In the wake of several complaints about undervaluation of immovable property transactions, the state government has formed a committee of revenue experts to review the criteria for determining circle rates (the minimum valuation at which a property can be registered) that are usually fixed by deputy commissioners. The panel, which was set up two days ago following instructions by Chief Minister Virbhadra Singh, has been given a fortnight to submit its report.
"The committee will decide whether the criteria for fixing circle rates are appropriate. There were demands from various quarters for a relook at the rates," a senior revenue department official told this reporter. The panel will also seek suggestions public representatives as well from elected functionaries of 'panchayati raj' institutions.

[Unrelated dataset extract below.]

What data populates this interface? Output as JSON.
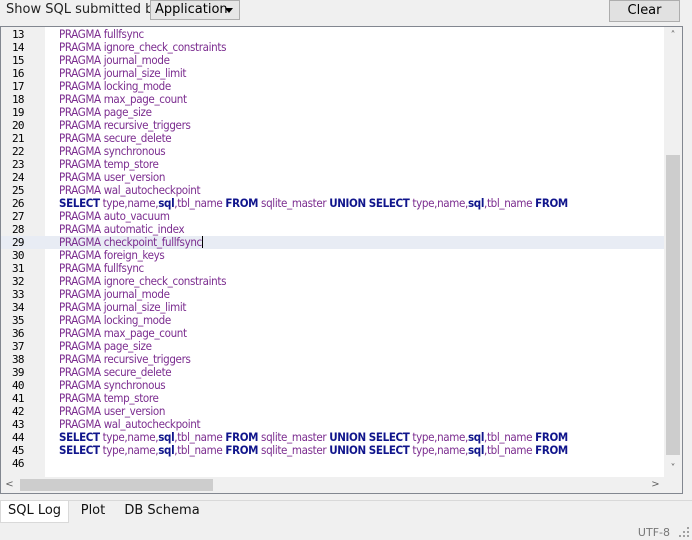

Currently circle rates in the state vary according to the distance of the property from roads, with those for land located between 25 to 100 metres from national highways higher than those for land situated next to state highways. Circle rates for district and village roads are based on similar criteria. The rates are revised periodically and increased by a minimum of 10% every year. The state public works department is bearing the brunt of high circle rates since it has to shell out more money for land acquisition. In many areas landowners are paying high circle rates for registration of their property. The government acquires land for various projects based on the average of circle rates.
Earlier, when circle rates were not determined, land registration was being done on the basis of average rates issued by revenue officials. Now the government has decided to do away with the registration and compensation average rate and asked deputy commissioners to fix circle rates every year.
From land acquisition to registration, all property transactions in the state are conducted on the basis of circle rates. Since the registration process went online revenue officials occasionally have to face recovery in case of audit objections due to discrepancy in circle rates.